__PROBLEM REQUIREMENTS__
Every line below must come back exactly as it stands, with the images omitted.

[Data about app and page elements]
---+---

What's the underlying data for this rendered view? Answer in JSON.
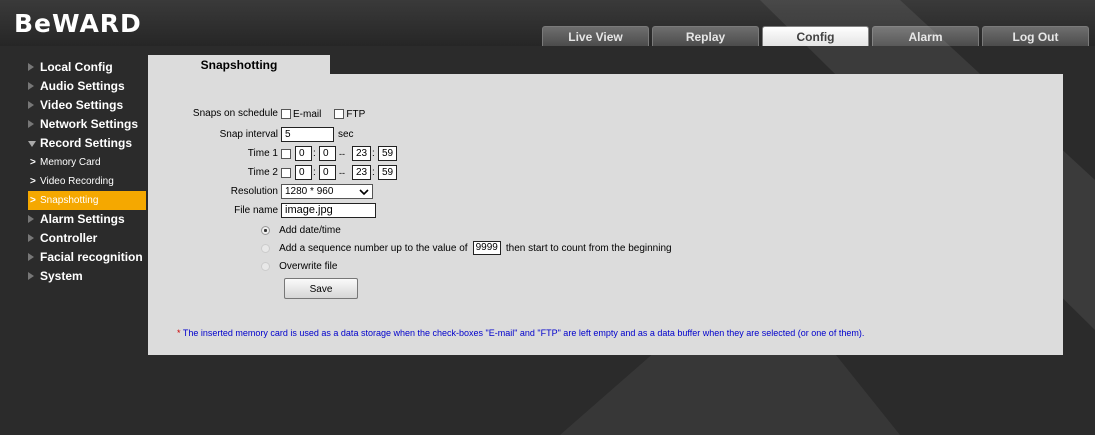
{
  "header": {
    "logo": "BeWARD",
    "tabs": [
      {
        "label": "Live View",
        "active": false
      },
      {
        "label": "Replay",
        "active": false
      },
      {
        "label": "Config",
        "active": true
      },
      {
        "label": "Alarm",
        "active": false
      },
      {
        "label": "Log Out",
        "active": false
      }
    ]
  },
  "sidebar": {
    "items": [
      {
        "label": "Local Config"
      },
      {
        "label": "Audio Settings"
      },
      {
        "label": "Video Settings"
      },
      {
        "label": "Network Settings"
      },
      {
        "label": "Record Settings"
      },
      {
        "label": "Memory Card"
      },
      {
        "label": "Video Recording"
      },
      {
        "label": "Snapshotting"
      },
      {
        "label": "Alarm Settings"
      },
      {
        "label": "Controller"
      },
      {
        "label": "Facial recognition"
      },
      {
        "label": "System"
      }
    ],
    "active_color": "#f5a800"
  },
  "form": {
    "tab_title": "Snapshotting",
    "schedule_label": "Snaps on schedule",
    "email_label": "E-mail",
    "email_checked": false,
    "ftp_label": "FTP",
    "ftp_checked": false,
    "interval_label": "Snap interval",
    "interval_value": "5",
    "interval_unit": "sec",
    "time1_label": "Time 1",
    "time1": {
      "enabled": false,
      "start_h": "0",
      "start_m": "0",
      "end_h": "23",
      "end_m": "59"
    },
    "time2_label": "Time 2",
    "time2": {
      "enabled": false,
      "start_h": "0",
      "start_m": "0",
      "end_h": "23",
      "end_m": "59"
    },
    "time_colon": ":",
    "time_dash": "--",
    "resolution_label": "Resolution",
    "resolution_value": "1280 * 960",
    "filename_label": "File name",
    "filename_value": "image.jpg",
    "option_add_datetime": "Add date/time",
    "option_sequence_pre": "Add a sequence number up to the value of",
    "option_sequence_value": "9999",
    "option_sequence_post": "then start to count from the beginning",
    "option_overwrite": "Overwrite file",
    "selected_option": "Add date/time",
    "save_label": "Save",
    "note_star": "*",
    "note": "The inserted memory card is used as a data storage when the check-boxes \"E-mail\" and \"FTP\" are left empty and as a data buffer when they are selected (or one of them)."
  }
}
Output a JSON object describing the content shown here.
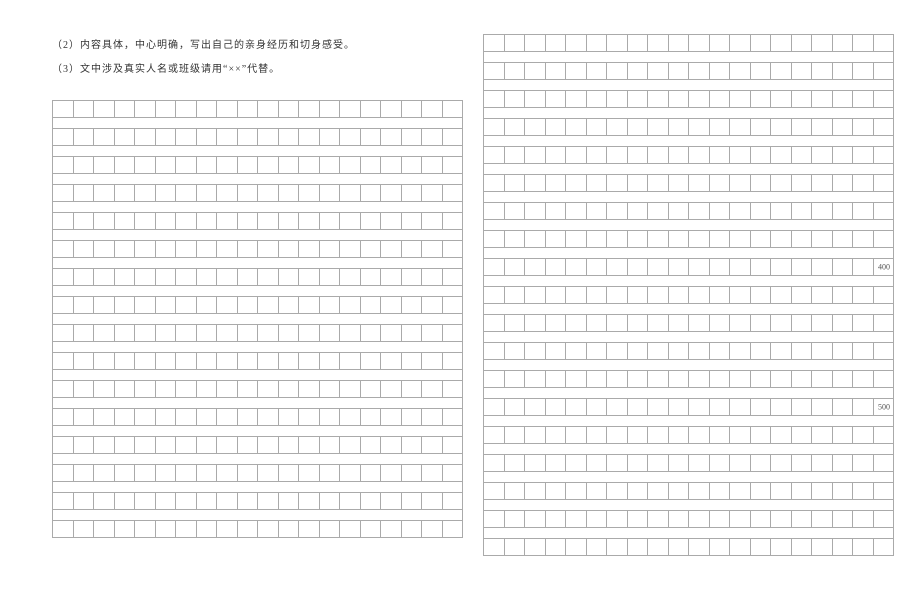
{
  "instructions": {
    "line1": "（2）内容具体，中心明确，写出自己的亲身经历和切身感受。",
    "line2": "（3）文中涉及真实人名或班级请用“××”代替。"
  },
  "grid": {
    "cells_per_row": 20,
    "left_rows": 16,
    "right_rows": 19,
    "right_markers": {
      "row_9": "400",
      "row_14": "500"
    }
  }
}
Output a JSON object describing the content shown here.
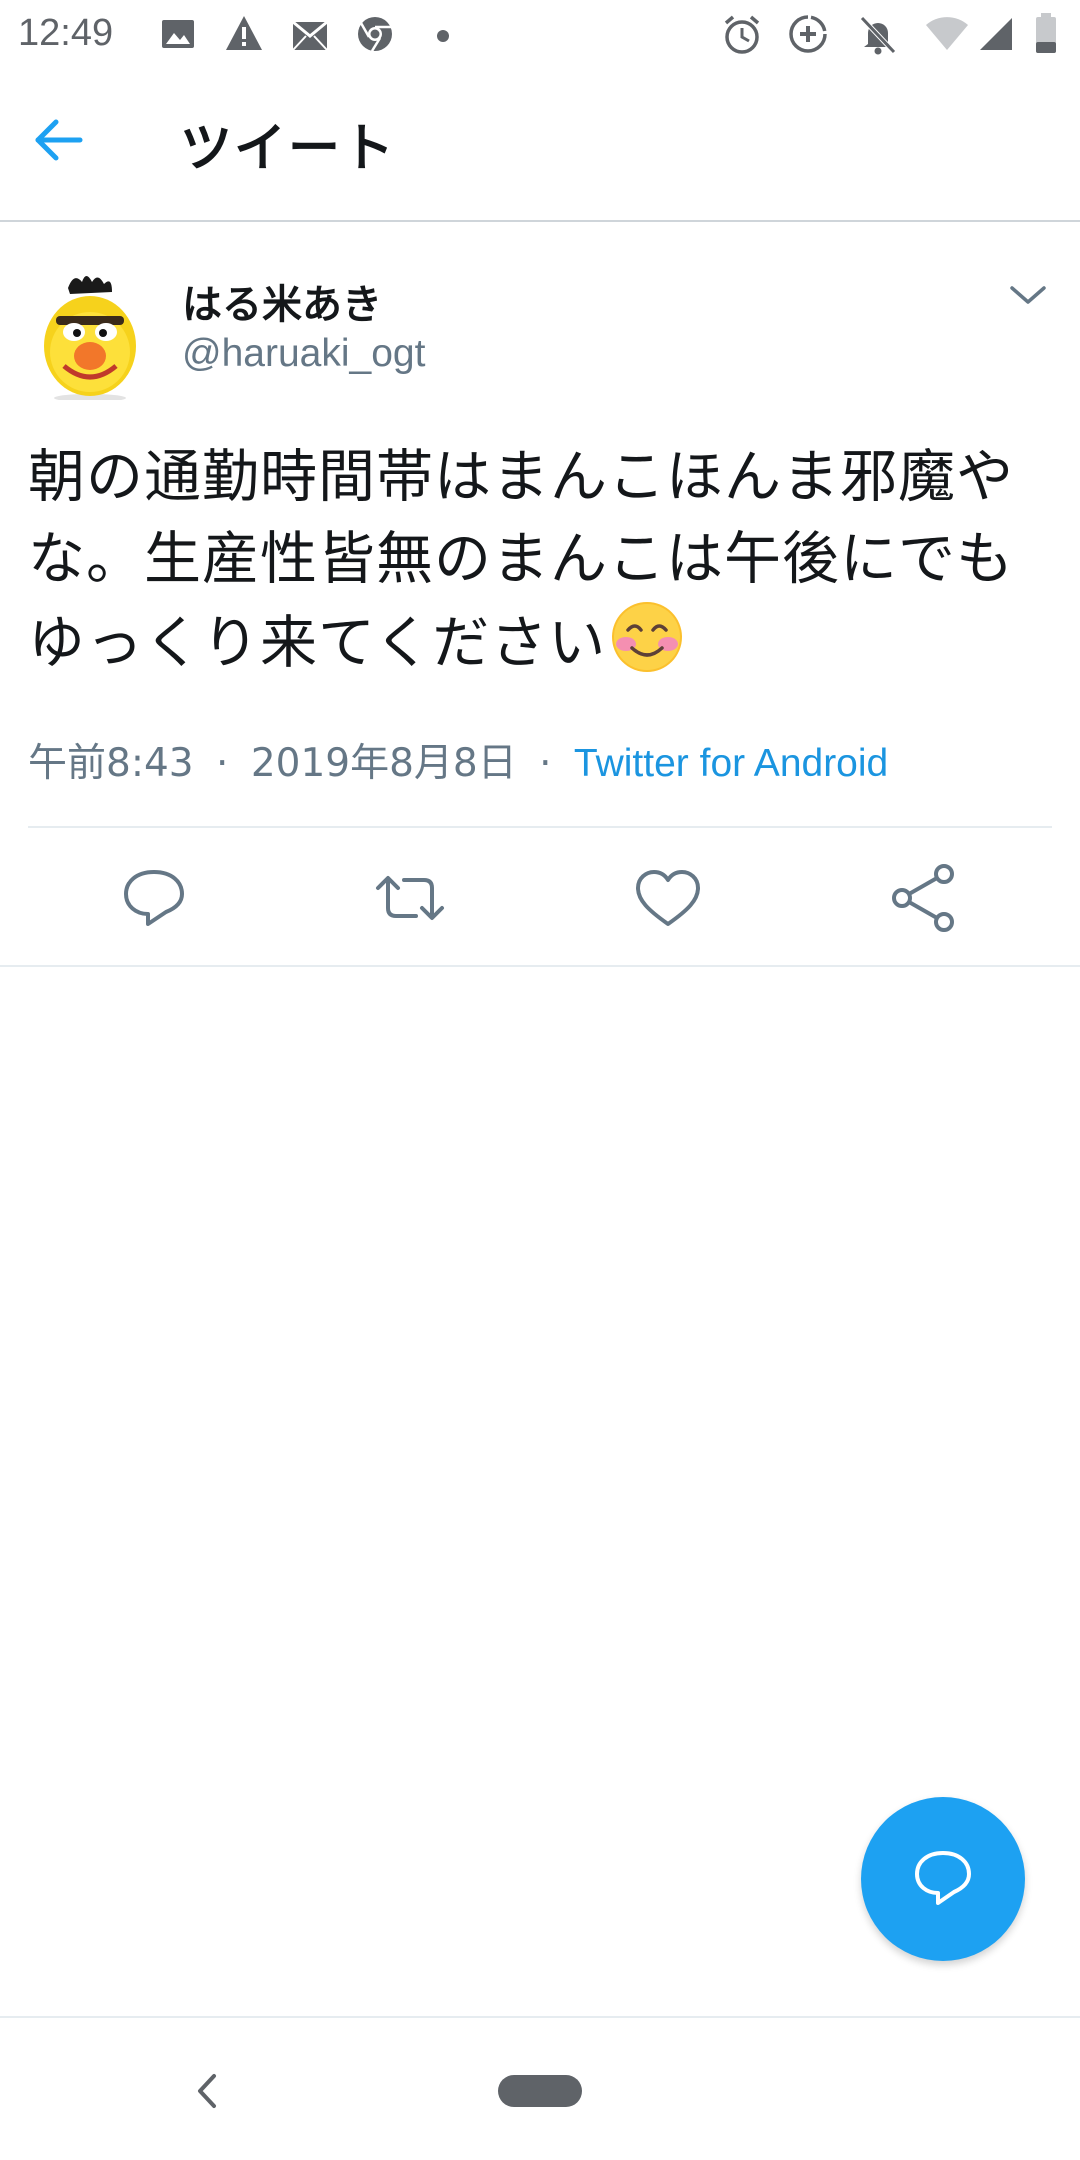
{
  "status_bar": {
    "time": "12:49",
    "left_icons": [
      "image-icon",
      "warning-icon",
      "mail-icon",
      "chrome-icon",
      "dot-icon"
    ],
    "right_icons": [
      "alarm-icon",
      "data-saver-icon",
      "bell-off-icon",
      "wifi-icon",
      "signal-icon",
      "battery-icon"
    ]
  },
  "header": {
    "back_icon": "arrow-left-icon",
    "title": "ツイート"
  },
  "tweet": {
    "display_name": "はる米あき",
    "handle": "@haruaki_ogt",
    "text": "朝の通勤時間帯はまんこほんま邪魔やな。生産性皆無のまんこは午後にでもゆっくり来てください",
    "emoji": "smiling-face-with-blush-icon",
    "time": "午前8:43",
    "separator": "·",
    "date": "2019年8月8日",
    "source": "Twitter for Android"
  },
  "actions": [
    "reply-icon",
    "retweet-icon",
    "like-icon",
    "share-icon"
  ],
  "fab": {
    "icon": "compose-reply-icon"
  },
  "nav_bar": {
    "back_icon": "nav-back-icon",
    "home_icon": "nav-home-pill"
  },
  "colors": {
    "accent": "#1da1f2",
    "link": "#1b95e0",
    "secondary_text": "#657786",
    "divider": "#e6ecf0"
  }
}
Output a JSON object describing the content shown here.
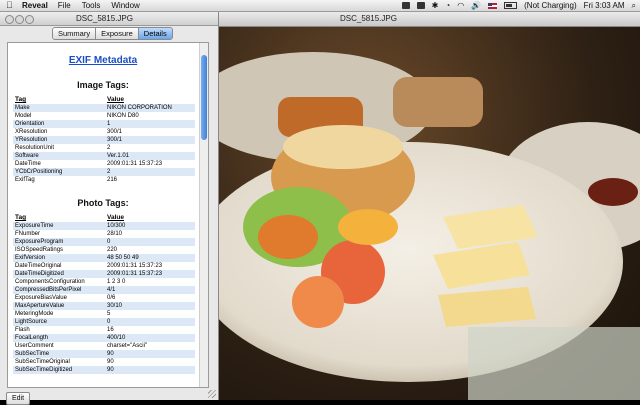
{
  "menubar": {
    "app_name": "Reveal",
    "menus": [
      "File",
      "Tools",
      "Window"
    ],
    "status": "(Not Charging)",
    "clock": "Fri 3:03 AM"
  },
  "photo_window": {
    "title": "DSC_5815.JPG"
  },
  "exif_window": {
    "title": "DSC_5815.JPG",
    "tabs": [
      "Summary",
      "Exposure",
      "Details"
    ],
    "active_tab": "Details",
    "heading": "EXIF Metadata",
    "image_tags": {
      "title": "Image Tags:",
      "col_tag": "Tag",
      "col_value": "Value",
      "rows": [
        [
          "Make",
          "NIKON CORPORATION"
        ],
        [
          "Model",
          "NIKON D80"
        ],
        [
          "Orientation",
          "1"
        ],
        [
          "XResolution",
          "300/1"
        ],
        [
          "YResolution",
          "300/1"
        ],
        [
          "ResolutionUnit",
          "2"
        ],
        [
          "Software",
          "Ver.1.01"
        ],
        [
          "DateTime",
          "2009:01:31 15:37:23"
        ],
        [
          "YCbCrPositioning",
          "2"
        ],
        [
          "ExifTag",
          "216"
        ]
      ]
    },
    "photo_tags": {
      "title": "Photo Tags:",
      "col_tag": "Tag",
      "col_value": "Value",
      "rows": [
        [
          "ExposureTime",
          "10/300"
        ],
        [
          "FNumber",
          "28/10"
        ],
        [
          "ExposureProgram",
          "0"
        ],
        [
          "ISOSpeedRatings",
          "220"
        ],
        [
          "ExifVersion",
          "48 50 50 49"
        ],
        [
          "DateTimeOriginal",
          "2009:01:31 15:37:23"
        ],
        [
          "DateTimeDigitized",
          "2009:01:31 15:37:23"
        ],
        [
          "ComponentsConfiguration",
          "1 2 3 0"
        ],
        [
          "CompressedBitsPerPixel",
          "4/1"
        ],
        [
          "ExposureBiasValue",
          "0/6"
        ],
        [
          "MaxApertureValue",
          "30/10"
        ],
        [
          "MeteringMode",
          "5"
        ],
        [
          "LightSource",
          "0"
        ],
        [
          "Flash",
          "16"
        ],
        [
          "FocalLength",
          "400/10"
        ],
        [
          "UserComment",
          "charset=\"Ascii\""
        ],
        [
          "SubSecTime",
          "90"
        ],
        [
          "SubSecTimeOriginal",
          "90"
        ],
        [
          "SubSecTimeDigitized",
          "90"
        ]
      ]
    },
    "edit_button": "Edit"
  }
}
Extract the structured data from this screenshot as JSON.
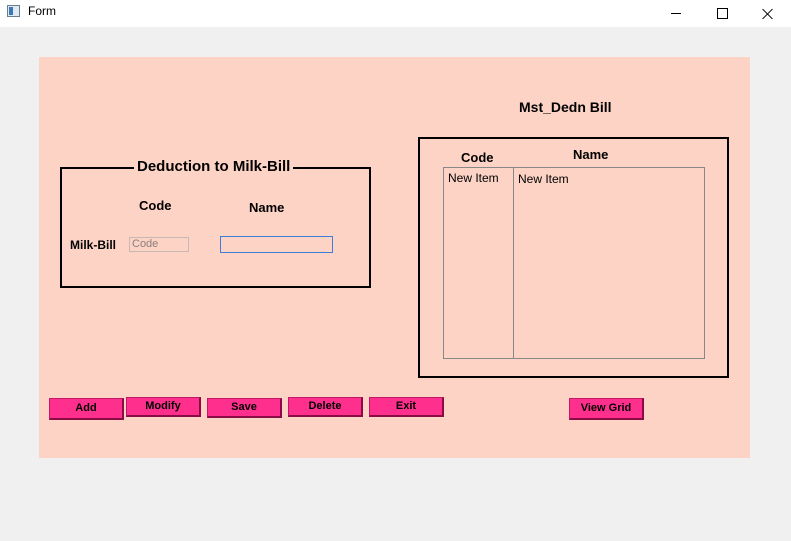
{
  "window": {
    "title": "Form"
  },
  "grid": {
    "title": "Mst_Dedn Bill",
    "code_header": "Code",
    "name_header": "Name",
    "code_item": "New Item",
    "name_item": "New Item"
  },
  "group": {
    "title": "Deduction to Milk-Bill",
    "code_label": "Code",
    "name_label": "Name",
    "row_label": "Milk-Bill",
    "code_placeholder": "Code",
    "name_value": ""
  },
  "buttons": {
    "add": "Add",
    "modify": "Modify",
    "save": "Save",
    "delete": "Delete",
    "exit": "Exit",
    "view_grid": "View Grid"
  },
  "colors": {
    "panel": "#fdd3c5",
    "button": "#ff2f8e",
    "window_bg": "#f0f0f0"
  }
}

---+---

__TASK OUTPUT__
What's the underlying data for this rendered view? Answer in JSON.
{
  "header": {
    "logo": "BeWARD",
    "tabs": [
      {
        "label": "Live View",
        "active": false
      },
      {
        "label": "Replay",
        "active": false
      },
      {
        "label": "Config",
        "active": true
      },
      {
        "label": "Alarm",
        "active": false
      },
      {
        "label": "Log Out",
        "active": false
      }
    ]
  },
  "sidebar": {
    "items": [
      {
        "label": "Local Config"
      },
      {
        "label": "Audio Settings"
      },
      {
        "label": "Video Settings"
      },
      {
        "label": "Network Settings"
      },
      {
        "label": "Record Settings"
      },
      {
        "label": "Memory Card"
      },
      {
        "label": "Video Recording"
      },
      {
        "label": "Snapshotting"
      },
      {
        "label": "Alarm Settings"
      },
      {
        "label": "Controller"
      },
      {
        "label": "Facial recognition"
      },
      {
        "label": "System"
      }
    ],
    "active_color": "#f5a800"
  },
  "form": {
    "tab_title": "Snapshotting",
    "schedule_label": "Snaps on schedule",
    "email_label": "E-mail",
    "email_checked": false,
    "ftp_label": "FTP",
    "ftp_checked": false,
    "interval_label": "Snap interval",
    "interval_value": "5",
    "interval_unit": "sec",
    "time1_label": "Time 1",
    "time1": {
      "enabled": false,
      "start_h": "0",
      "start_m": "0",
      "end_h": "23",
      "end_m": "59"
    },
    "time2_label": "Time 2",
    "time2": {
      "enabled": false,
      "start_h": "0",
      "start_m": "0",
      "end_h": "23",
      "end_m": "59"
    },
    "time_colon": ":",
    "time_dash": "--",
    "resolution_label": "Resolution",
    "resolution_value": "1280 * 960",
    "filename_label": "File name",
    "filename_value": "image.jpg",
    "option_add_datetime": "Add date/time",
    "option_sequence_pre": "Add a sequence number up to the value of",
    "option_sequence_value": "9999",
    "option_sequence_post": "then start to count from the beginning",
    "option_overwrite": "Overwrite file",
    "selected_option": "Add date/time",
    "save_label": "Save",
    "note_star": "*",
    "note": "The inserted memory card is used as a data storage when the check-boxes \"E-mail\" and \"FTP\" are left empty and as a data buffer when they are selected (or one of them)."
  }
}
Output a JSON object describing the content shown here.
{
  "instructions": {
    "line1": "（2）内容具体，中心明确，写出自己的亲身经历和切身感受。",
    "line2": "（3）文中涉及真实人名或班级请用“××”代替。"
  },
  "grid": {
    "cells_per_row": 20,
    "left_rows": 16,
    "right_rows": 19,
    "right_markers": {
      "row_9": "400",
      "row_14": "500"
    }
  }
}
Output a JSON object describing the content shown here.
{
  "status_bar": {
    "time": "12:49",
    "left_icons": [
      "image-icon",
      "warning-icon",
      "mail-icon",
      "chrome-icon",
      "dot-icon"
    ],
    "right_icons": [
      "alarm-icon",
      "data-saver-icon",
      "bell-off-icon",
      "wifi-icon",
      "signal-icon",
      "battery-icon"
    ]
  },
  "header": {
    "back_icon": "arrow-left-icon",
    "title": "ツイート"
  },
  "tweet": {
    "display_name": "はる米あき",
    "handle": "@haruaki_ogt",
    "text": "朝の通勤時間帯はまんこほんま邪魔やな。生産性皆無のまんこは午後にでもゆっくり来てください",
    "emoji": "smiling-face-with-blush-icon",
    "time": "午前8:43",
    "separator": "·",
    "date": "2019年8月8日",
    "source": "Twitter for Android"
  },
  "actions": [
    "reply-icon",
    "retweet-icon",
    "like-icon",
    "share-icon"
  ],
  "fab": {
    "icon": "compose-reply-icon"
  },
  "nav_bar": {
    "back_icon": "nav-back-icon",
    "home_icon": "nav-home-pill"
  },
  "colors": {
    "accent": "#1da1f2",
    "link": "#1b95e0",
    "secondary_text": "#657786",
    "divider": "#e6ecf0"
  }
}
Output a JSON object describing the content shown here.
{
  "menubar": {
    "app_name": "Reveal",
    "menus": [
      "File",
      "Tools",
      "Window"
    ],
    "status": "(Not Charging)",
    "clock": "Fri 3:03 AM"
  },
  "photo_window": {
    "title": "DSC_5815.JPG"
  },
  "exif_window": {
    "title": "DSC_5815.JPG",
    "tabs": [
      "Summary",
      "Exposure",
      "Details"
    ],
    "active_tab": "Details",
    "heading": "EXIF Metadata",
    "image_tags": {
      "title": "Image Tags:",
      "col_tag": "Tag",
      "col_value": "Value",
      "rows": [
        [
          "Make",
          "NIKON CORPORATION"
        ],
        [
          "Model",
          "NIKON D80"
        ],
        [
          "Orientation",
          "1"
        ],
        [
          "XResolution",
          "300/1"
        ],
        [
          "YResolution",
          "300/1"
        ],
        [
          "ResolutionUnit",
          "2"
        ],
        [
          "Software",
          "Ver.1.01"
        ],
        [
          "DateTime",
          "2009:01:31 15:37:23"
        ],
        [
          "YCbCrPositioning",
          "2"
        ],
        [
          "ExifTag",
          "216"
        ]
      ]
    },
    "photo_tags": {
      "title": "Photo Tags:",
      "col_tag": "Tag",
      "col_value": "Value",
      "rows": [
        [
          "ExposureTime",
          "10/300"
        ],
        [
          "FNumber",
          "28/10"
        ],
        [
          "ExposureProgram",
          "0"
        ],
        [
          "ISOSpeedRatings",
          "220"
        ],
        [
          "ExifVersion",
          "48 50 50 49"
        ],
        [
          "DateTimeOriginal",
          "2009:01:31 15:37:23"
        ],
        [
          "DateTimeDigitized",
          "2009:01:31 15:37:23"
        ],
        [
          "ComponentsConfiguration",
          "1 2 3 0"
        ],
        [
          "CompressedBitsPerPixel",
          "4/1"
        ],
        [
          "ExposureBiasValue",
          "0/6"
        ],
        [
          "MaxApertureValue",
          "30/10"
        ],
        [
          "MeteringMode",
          "5"
        ],
        [
          "LightSource",
          "0"
        ],
        [
          "Flash",
          "16"
        ],
        [
          "FocalLength",
          "400/10"
        ],
        [
          "UserComment",
          "charset=\"Ascii\""
        ],
        [
          "SubSecTime",
          "90"
        ],
        [
          "SubSecTimeOriginal",
          "90"
        ],
        [
          "SubSecTimeDigitized",
          "90"
        ]
      ]
    },
    "edit_button": "Edit"
  }
}
Extract the structured data from this screenshot as JSON.
{
  "window": {
    "title": "Form"
  },
  "grid": {
    "title": "Mst_Dedn Bill",
    "code_header": "Code",
    "name_header": "Name",
    "code_item": "New Item",
    "name_item": "New Item"
  },
  "group": {
    "title": "Deduction to Milk-Bill",
    "code_label": "Code",
    "name_label": "Name",
    "row_label": "Milk-Bill",
    "code_placeholder": "Code",
    "name_value": ""
  },
  "buttons": {
    "add": "Add",
    "modify": "Modify",
    "save": "Save",
    "delete": "Delete",
    "exit": "Exit",
    "view_grid": "View Grid"
  },
  "colors": {
    "panel": "#fdd3c5",
    "button": "#ff2f8e",
    "window_bg": "#f0f0f0"
  }
}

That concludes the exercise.